Tihomir of Serbia


Grand Prince of Serbia
SuccessorStefan Nemanja
Bornbefore 1113
IssueStefan Prvoslav
ReligionEastern Orthodoxy

Tihomir Zavidović (Serbian Cyrillic: Тихомир Завидовић) was the Grand Prince (Veliki Župan) of the Grand Principality of Serbia (Rascia) fl. 1162–1171.


He was the first-born child of Zavida.[1] After the death of his father, Tihomir was appointed the Grand Prince of Serbia (1166[1]) by Byzantine Emperor Manuel I Comnenus though he ruled jointly with his brothers.[1] The lands were divided: Stracimir ruled West Morava, Miroslav ruled Zahumlje and Travunia Stefan Nemanja was given Toplica, Ibar, Rasina and Reke. Nemanja was also a vassal to Manuel I, through his appanage of Dubočica.[2] Nemanja aided the Imperial army against the Hungarians in Srem in 1164. The tie between Nemanja and Manuel I was most likely seen as a threat to Tihomir.[2]

Stefan Nemanja built the Monastery of Saint Nicholas in Kuršumlija and the Monastery of the Holy Mother of Christ near Kosanica-Toplica, without the approval of Tihomir.[2] Nemanja had felt that he had the free will of doing so, Tihomir disagreed, Nemanja was, or Tihomir thought that he was trying to assert independence through his relation to Manuel I.[2] Tihomir had Nemanja chained and thrown into jail, his lands were annexed.[2] Nemanja's supporters convinced the Church that Tihomir had done all this because of his disapproval of church building, thus the Church turned against Tihomir.[2] Nemanja managed to escape the jail and returned to his province.[2]

Stefan Nemanja mobilized an army, possibly with Byzantine help, and headed for the crownland. Manuel I might have been displeased with Tihomir's actions.[2] Nemanja was triumphant; Tihomir and Miroslav and Stracimir were expelled to Byzantium in 1167.[2] Stefan Nemanja quickly became a powerful figure,[2] and Manuel I subsequently turned to Tihomir and his brothers.[3] The Byzantine Empire wanted to see Serbia divided by several princes to keep it weak.[3]
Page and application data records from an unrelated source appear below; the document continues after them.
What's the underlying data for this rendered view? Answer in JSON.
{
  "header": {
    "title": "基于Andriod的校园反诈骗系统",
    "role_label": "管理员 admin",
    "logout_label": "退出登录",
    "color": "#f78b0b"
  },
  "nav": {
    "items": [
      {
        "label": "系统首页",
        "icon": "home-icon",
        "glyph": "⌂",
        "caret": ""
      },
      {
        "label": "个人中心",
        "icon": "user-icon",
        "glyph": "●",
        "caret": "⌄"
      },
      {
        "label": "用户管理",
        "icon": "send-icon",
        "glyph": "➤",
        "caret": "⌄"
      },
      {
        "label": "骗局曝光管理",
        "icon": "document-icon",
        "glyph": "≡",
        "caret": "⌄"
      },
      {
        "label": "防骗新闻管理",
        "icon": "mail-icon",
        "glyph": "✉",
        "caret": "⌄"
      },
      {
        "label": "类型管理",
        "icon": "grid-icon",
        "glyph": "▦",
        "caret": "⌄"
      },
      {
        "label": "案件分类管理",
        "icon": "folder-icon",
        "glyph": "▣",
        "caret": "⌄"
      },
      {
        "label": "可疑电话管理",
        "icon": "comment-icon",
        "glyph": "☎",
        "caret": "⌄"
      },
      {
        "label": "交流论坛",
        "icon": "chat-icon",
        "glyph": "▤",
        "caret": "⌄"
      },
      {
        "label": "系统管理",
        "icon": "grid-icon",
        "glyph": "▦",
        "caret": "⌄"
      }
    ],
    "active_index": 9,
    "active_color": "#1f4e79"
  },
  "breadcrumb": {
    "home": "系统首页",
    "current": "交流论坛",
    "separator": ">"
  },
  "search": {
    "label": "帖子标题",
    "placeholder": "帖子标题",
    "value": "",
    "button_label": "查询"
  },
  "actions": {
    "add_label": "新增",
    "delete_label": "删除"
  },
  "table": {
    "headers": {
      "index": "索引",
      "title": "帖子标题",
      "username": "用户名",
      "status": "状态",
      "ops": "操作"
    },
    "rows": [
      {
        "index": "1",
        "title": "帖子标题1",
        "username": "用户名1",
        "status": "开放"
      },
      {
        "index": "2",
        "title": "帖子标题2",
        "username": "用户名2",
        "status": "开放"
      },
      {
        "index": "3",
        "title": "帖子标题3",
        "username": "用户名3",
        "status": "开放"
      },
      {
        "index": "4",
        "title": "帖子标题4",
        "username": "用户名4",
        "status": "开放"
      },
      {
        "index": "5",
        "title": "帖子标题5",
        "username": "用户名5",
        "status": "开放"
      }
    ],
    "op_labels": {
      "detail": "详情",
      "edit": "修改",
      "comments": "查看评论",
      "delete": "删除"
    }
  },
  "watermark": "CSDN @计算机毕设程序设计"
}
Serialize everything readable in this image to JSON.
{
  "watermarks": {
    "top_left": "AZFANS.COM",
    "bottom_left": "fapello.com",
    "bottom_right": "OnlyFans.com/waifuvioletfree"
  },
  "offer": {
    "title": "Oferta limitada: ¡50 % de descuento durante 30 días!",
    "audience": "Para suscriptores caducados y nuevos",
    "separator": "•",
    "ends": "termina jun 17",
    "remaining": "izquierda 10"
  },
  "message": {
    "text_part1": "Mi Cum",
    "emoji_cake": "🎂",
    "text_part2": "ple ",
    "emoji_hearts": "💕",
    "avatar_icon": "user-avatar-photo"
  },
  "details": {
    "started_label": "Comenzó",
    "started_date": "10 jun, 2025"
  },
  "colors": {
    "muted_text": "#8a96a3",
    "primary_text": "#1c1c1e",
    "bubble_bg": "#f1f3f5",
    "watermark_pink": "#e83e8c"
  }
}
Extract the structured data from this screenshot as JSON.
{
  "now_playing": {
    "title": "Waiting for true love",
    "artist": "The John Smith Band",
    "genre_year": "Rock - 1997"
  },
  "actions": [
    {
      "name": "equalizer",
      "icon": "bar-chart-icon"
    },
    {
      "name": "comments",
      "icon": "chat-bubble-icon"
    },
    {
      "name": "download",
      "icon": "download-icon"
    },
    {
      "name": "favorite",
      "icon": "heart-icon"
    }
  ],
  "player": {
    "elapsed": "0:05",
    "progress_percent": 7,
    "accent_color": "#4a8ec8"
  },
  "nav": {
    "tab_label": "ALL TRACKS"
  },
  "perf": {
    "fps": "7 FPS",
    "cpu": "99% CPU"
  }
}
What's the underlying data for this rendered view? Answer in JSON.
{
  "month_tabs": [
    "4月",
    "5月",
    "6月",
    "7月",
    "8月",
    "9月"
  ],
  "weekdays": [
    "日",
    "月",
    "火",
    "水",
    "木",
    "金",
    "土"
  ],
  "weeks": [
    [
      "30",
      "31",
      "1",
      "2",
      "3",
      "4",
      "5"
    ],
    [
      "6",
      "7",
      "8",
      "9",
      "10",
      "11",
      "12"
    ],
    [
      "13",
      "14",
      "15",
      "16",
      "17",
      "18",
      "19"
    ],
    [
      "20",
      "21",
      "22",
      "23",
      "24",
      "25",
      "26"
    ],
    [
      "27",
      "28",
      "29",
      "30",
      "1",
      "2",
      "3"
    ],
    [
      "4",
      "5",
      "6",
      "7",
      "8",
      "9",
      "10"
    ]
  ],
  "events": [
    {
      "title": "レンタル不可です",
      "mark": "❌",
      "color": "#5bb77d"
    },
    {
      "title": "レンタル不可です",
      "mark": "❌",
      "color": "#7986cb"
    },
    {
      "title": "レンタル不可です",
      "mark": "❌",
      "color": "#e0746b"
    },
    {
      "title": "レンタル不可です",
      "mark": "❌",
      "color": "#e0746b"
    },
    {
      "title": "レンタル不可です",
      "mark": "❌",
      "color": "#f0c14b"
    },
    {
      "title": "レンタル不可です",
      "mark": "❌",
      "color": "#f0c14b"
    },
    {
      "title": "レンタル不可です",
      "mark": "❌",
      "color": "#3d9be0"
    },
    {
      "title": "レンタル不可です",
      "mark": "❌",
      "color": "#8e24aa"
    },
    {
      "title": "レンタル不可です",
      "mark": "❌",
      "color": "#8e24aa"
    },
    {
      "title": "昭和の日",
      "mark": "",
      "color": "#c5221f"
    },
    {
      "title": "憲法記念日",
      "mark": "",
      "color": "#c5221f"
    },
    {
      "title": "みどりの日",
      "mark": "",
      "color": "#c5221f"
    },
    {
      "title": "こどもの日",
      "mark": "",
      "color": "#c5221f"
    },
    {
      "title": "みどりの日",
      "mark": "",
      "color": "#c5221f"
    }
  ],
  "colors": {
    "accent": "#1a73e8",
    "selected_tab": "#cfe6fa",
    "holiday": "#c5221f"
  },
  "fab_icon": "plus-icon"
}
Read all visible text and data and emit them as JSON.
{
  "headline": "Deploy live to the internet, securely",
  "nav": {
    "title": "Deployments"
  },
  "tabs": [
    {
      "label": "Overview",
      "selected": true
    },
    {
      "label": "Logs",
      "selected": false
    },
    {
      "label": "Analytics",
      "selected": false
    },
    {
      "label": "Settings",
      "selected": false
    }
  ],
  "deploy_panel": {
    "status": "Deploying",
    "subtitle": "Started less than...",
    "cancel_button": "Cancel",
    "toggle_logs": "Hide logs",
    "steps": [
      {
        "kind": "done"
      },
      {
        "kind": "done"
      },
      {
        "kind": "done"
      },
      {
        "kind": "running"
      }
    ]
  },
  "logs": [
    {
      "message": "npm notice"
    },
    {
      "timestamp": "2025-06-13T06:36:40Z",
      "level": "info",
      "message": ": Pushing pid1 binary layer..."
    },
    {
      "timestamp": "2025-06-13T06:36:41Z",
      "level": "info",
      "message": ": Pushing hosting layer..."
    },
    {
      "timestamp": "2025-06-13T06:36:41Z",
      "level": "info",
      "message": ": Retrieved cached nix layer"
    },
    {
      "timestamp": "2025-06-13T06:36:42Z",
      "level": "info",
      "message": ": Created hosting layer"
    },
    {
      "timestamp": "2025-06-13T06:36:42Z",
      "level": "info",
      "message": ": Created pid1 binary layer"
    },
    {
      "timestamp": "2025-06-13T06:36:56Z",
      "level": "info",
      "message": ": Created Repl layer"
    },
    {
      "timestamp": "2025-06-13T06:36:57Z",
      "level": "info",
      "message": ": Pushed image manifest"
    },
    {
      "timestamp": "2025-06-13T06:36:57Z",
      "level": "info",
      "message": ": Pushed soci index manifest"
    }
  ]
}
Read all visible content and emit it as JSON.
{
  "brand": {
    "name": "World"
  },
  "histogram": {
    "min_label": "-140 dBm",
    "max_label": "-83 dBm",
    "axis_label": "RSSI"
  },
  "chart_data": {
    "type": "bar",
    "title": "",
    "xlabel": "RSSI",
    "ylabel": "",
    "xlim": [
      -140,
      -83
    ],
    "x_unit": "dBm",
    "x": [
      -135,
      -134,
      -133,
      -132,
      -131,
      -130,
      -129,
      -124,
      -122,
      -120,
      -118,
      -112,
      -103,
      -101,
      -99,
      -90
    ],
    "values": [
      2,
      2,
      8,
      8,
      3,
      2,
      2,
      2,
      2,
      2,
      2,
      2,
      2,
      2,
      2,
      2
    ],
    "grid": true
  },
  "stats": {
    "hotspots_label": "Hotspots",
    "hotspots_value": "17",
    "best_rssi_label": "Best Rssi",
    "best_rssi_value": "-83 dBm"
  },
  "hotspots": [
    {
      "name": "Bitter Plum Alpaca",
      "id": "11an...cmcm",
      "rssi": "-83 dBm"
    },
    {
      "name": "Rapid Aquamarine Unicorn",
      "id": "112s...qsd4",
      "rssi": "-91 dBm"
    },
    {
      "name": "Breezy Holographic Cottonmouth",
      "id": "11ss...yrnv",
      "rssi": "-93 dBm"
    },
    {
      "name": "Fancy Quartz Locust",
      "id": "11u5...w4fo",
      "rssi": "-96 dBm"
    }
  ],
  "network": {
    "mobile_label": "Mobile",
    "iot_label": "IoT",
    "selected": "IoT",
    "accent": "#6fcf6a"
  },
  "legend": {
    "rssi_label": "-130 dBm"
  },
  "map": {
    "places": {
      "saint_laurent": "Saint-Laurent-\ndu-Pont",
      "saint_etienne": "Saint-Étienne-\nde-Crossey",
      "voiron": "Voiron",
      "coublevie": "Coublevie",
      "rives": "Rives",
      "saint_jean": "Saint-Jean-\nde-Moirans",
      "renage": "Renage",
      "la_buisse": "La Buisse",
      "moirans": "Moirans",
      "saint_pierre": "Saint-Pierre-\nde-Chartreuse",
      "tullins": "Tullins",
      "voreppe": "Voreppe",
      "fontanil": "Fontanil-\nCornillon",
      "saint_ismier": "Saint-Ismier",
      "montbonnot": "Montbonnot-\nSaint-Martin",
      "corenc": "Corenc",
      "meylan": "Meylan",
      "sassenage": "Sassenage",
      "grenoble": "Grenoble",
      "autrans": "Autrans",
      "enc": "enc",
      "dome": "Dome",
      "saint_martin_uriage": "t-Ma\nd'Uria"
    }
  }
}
Manuel I provided Tihomir with an army, coming in from Skopje. In 1171, Nemanja raised a large army and defeated Tihomir's forces at the Battle of Pantina near Zvečan. Tihomir drowned in the River of Sitnica. Nemanja captured his other brothers and made peace, giving them rule in their former lands by recognizing him as the only ruler of Serbia. The Nemanjić dynasty was named after Stefan Nemanja who ruled Serbia until 1371.


  1. ^ a b c Fine, Late,[full citation needed] p. 3
  2. ^ a b c d e f g h i j Fine, Late, p. 4[full citation needed]
  3. ^ a b Fine, Late, p. 5


  • The Late Medieval Balkans: A Critical Survey from the Late Twelfth Century
  • Ćorović, Vladimir, Istorija srpskog naroda, Book I, (In Serbian) Electric Book, Rastko Electronic Book, Antikvarneknjige (Cyrillic)
  • Curta, Florin (2006). Southeastern Europe in the Middle Ages, 500-1250. Cambridge University Press. ISBN 978-0-521-89452-4.
Tihomir of Serbia
 Died: 1171
Regnal titles
Preceded by
Grand Prince of Serbia
Succeeded by
Stefan Nemanja